Excerpts from an interface dataset:
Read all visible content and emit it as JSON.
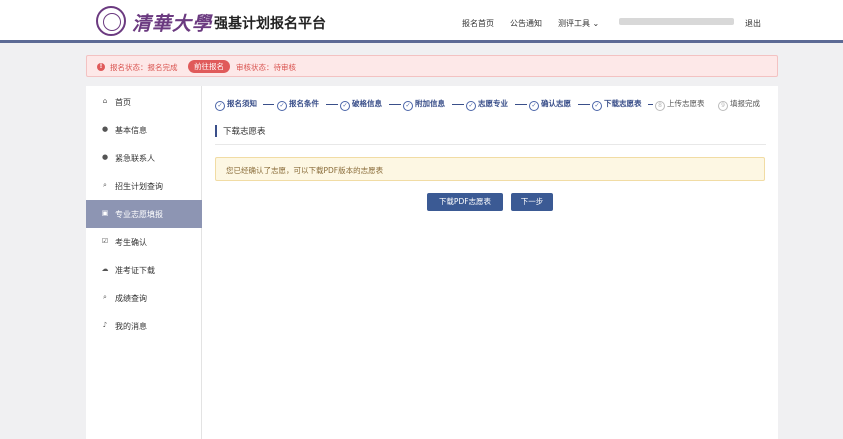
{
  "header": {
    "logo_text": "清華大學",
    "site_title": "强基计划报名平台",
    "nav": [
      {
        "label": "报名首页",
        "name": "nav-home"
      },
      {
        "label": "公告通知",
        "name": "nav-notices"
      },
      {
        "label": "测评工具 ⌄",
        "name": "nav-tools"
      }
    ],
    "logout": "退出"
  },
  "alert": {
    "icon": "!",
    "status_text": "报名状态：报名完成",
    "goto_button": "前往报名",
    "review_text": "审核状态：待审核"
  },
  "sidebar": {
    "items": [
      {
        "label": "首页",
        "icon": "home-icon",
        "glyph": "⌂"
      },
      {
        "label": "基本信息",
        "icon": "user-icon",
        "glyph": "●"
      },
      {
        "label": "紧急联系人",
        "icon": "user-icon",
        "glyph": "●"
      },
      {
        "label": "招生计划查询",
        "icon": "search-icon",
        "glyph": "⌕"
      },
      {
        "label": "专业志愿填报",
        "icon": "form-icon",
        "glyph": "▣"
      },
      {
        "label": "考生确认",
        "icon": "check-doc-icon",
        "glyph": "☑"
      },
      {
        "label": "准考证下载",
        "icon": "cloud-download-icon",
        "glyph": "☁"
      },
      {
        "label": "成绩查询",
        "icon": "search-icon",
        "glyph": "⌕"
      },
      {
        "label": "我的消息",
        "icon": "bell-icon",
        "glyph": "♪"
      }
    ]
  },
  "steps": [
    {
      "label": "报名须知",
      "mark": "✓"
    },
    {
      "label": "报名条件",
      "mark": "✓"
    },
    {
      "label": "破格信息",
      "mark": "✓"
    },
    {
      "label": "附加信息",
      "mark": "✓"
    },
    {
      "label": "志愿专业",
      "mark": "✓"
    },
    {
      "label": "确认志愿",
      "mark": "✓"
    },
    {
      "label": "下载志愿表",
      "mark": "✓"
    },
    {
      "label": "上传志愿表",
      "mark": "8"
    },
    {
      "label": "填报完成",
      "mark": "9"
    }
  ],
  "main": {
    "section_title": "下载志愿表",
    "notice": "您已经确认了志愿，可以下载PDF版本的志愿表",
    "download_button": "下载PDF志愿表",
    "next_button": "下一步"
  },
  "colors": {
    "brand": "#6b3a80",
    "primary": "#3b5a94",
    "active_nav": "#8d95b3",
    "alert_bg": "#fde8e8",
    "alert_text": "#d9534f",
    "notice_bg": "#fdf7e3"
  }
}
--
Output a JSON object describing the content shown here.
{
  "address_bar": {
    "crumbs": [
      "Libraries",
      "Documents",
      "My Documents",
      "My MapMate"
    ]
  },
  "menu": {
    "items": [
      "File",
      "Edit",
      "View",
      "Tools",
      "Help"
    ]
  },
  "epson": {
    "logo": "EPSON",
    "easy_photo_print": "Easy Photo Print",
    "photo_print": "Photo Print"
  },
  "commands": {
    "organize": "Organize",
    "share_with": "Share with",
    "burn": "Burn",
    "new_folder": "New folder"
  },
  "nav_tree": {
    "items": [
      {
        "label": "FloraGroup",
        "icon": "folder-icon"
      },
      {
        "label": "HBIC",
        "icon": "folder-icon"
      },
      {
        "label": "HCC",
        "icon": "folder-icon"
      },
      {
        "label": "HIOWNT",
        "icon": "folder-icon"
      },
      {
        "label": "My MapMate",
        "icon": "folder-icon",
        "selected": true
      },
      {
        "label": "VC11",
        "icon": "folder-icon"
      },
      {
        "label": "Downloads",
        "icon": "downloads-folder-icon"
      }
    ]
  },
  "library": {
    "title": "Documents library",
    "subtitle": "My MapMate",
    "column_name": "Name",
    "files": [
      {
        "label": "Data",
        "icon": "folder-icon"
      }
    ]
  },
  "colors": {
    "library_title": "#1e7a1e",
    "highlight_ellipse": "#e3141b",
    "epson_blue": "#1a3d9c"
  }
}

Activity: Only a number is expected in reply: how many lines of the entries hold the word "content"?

Solution to this problem: 2